· Catheter-associated urinary tract infection: a urinary tract infection in which the positive culture was taken with indwelling urinary catheters predisposed to bacteriuria and UTIs.
· Nurses’ hand-washing compliance: nurses following handwashing practices or procedures within the healthcare setting.
|· Infections associated with healthcare practices (HAI): Infections patients get while getting treatment for various surgical or medical conditions, and most are preventable.
· Standard precautions (SP): infection control practices that enable prevention of transmission of diseases acquired through contact with body fluids, mucous membranes, and blood.
· Hand hygiene (HH): appropriate use of handwashing.
|Measurement of Major Variables||· CAUTIs measures and reported through the use of CDC’s definition of incidence per 1000 indwelling urine catheter days.
· CLABSIs measured and reported through the use of CDCs’ definition of incidence per 1000 central catheter days.
· Nurses’ handwashing compliance measured and compared between groups as well as time of hand washing.
|· HAI measured using the percentage of the correct answers to HAI section in the questionnaire.
· Measured using the response rates by participants/respondents.
· Measured using percentages of correct answers to the hand hygiene section in the questionnaire.
|· Data analysis conducted using SPSS version 21.
|· Collected data analyzed by Statview® 5.0.1 software (Abacus Concepts, Berkeley, CA, USA).
· ANOVA used to reveal the difference in average score for the 3 variables according to year of attendance.
|Study Findings||· Mean monthly CAUTI rate decreased from 9.1 to 5.6 per 1000 catheter days.
· Mean monthly CLABSI rate decreased from 1.1. to 0.50 per 1000 catheter days.
· During the implementation of protocol, handwashing compliance rate increased.
|· Age and invasive procedures are risk factors for onset of HAI.
· Adoption of standard precautions reduces the risk of contamination with biological fluids.
· Hand hygiene reduces the risk of HAIs.
|Strength of the Evidence (i.e., level of evidence + quality [study strengths and weaknesses||· Strengths:
o Answers the PICOT question that handwashing practices reduce or prevent HAIs.
o comparison of protocol results with preintervention results rather than a randomized control group.
o Answers the PICOT question stating that handwashing reduces or prevents HAIs.
o Results obtained are in line with those reported in other studies.
o Study carried out on learners attending the lessons of the degree course who were administered the questionnaire. Other students might have been left out.

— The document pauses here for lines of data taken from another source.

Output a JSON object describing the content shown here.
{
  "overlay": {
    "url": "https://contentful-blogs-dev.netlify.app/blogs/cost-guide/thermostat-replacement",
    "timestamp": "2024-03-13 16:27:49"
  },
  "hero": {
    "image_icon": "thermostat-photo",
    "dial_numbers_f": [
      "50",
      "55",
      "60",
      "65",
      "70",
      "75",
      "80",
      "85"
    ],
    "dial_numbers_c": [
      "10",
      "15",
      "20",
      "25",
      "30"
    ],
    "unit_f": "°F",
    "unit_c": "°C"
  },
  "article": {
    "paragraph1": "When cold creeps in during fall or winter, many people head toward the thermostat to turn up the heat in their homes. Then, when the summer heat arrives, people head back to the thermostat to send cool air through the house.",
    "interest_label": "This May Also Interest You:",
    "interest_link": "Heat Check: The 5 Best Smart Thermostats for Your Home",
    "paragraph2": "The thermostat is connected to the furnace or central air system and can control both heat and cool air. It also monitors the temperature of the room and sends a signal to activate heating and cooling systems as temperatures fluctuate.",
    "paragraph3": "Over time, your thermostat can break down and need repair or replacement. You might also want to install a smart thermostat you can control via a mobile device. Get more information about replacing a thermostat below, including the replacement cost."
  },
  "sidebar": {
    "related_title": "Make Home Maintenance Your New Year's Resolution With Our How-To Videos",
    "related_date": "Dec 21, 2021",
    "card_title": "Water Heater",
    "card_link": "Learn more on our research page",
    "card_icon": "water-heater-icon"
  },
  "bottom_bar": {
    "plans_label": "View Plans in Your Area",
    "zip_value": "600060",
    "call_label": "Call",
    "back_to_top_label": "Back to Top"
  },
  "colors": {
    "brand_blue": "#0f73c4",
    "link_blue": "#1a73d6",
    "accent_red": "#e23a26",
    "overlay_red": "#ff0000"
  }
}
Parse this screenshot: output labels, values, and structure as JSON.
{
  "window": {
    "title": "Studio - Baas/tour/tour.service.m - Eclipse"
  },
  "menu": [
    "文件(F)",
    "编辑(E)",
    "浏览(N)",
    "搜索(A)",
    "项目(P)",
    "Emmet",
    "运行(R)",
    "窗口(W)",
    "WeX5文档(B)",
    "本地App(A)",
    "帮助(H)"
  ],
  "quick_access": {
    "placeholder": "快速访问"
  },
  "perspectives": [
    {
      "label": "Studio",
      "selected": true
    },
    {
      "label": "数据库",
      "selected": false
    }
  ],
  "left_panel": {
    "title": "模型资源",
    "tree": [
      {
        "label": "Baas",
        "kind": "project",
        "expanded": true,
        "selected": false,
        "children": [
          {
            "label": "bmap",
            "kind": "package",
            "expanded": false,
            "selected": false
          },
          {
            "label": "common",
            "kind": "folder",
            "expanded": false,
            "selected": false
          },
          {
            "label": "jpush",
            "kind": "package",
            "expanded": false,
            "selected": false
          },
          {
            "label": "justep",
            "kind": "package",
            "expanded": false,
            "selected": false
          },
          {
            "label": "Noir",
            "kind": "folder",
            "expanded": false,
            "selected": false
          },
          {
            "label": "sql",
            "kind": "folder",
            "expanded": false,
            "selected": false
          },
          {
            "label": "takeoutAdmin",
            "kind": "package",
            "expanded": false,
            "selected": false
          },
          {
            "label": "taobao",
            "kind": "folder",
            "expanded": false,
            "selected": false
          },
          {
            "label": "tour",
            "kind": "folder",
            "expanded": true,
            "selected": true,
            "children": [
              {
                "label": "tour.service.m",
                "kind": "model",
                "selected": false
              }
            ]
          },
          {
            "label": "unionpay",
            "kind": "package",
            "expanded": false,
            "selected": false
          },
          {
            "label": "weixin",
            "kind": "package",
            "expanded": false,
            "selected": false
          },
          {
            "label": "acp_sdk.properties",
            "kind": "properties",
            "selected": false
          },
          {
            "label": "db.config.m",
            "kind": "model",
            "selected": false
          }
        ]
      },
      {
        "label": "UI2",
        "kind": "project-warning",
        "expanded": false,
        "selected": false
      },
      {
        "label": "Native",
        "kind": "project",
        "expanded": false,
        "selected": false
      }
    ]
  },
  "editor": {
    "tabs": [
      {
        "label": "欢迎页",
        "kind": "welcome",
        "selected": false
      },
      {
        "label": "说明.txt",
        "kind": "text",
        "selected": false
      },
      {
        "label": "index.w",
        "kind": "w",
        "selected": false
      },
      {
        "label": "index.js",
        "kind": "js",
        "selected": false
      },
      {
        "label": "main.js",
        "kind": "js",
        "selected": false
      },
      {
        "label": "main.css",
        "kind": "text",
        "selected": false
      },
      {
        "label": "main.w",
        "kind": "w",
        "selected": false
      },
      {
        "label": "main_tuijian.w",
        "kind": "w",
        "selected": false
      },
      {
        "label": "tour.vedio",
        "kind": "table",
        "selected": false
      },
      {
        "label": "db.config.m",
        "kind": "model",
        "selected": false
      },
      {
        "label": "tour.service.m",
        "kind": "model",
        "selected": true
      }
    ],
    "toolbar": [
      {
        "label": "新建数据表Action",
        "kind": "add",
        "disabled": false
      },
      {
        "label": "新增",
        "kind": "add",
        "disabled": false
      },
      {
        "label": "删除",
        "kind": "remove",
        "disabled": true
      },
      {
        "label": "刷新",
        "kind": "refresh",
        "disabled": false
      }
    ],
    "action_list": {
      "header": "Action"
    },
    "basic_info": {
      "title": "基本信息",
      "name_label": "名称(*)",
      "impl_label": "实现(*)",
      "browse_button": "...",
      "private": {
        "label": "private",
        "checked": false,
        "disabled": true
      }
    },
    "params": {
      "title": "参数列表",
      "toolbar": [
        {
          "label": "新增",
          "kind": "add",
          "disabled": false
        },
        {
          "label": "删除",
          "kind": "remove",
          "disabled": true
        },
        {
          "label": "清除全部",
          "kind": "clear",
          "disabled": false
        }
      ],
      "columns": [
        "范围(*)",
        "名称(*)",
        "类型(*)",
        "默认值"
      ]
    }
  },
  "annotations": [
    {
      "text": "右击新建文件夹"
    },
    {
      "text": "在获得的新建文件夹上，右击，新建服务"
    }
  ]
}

Legend: Citation, level of evidence, purpose, theory or conceptual framework, study design, sample or setting, major variables, measurement of variables, data analysis, study findings, and strength of evidence for 2 strongest external studies supporting the intervention of the PICOT question formulated.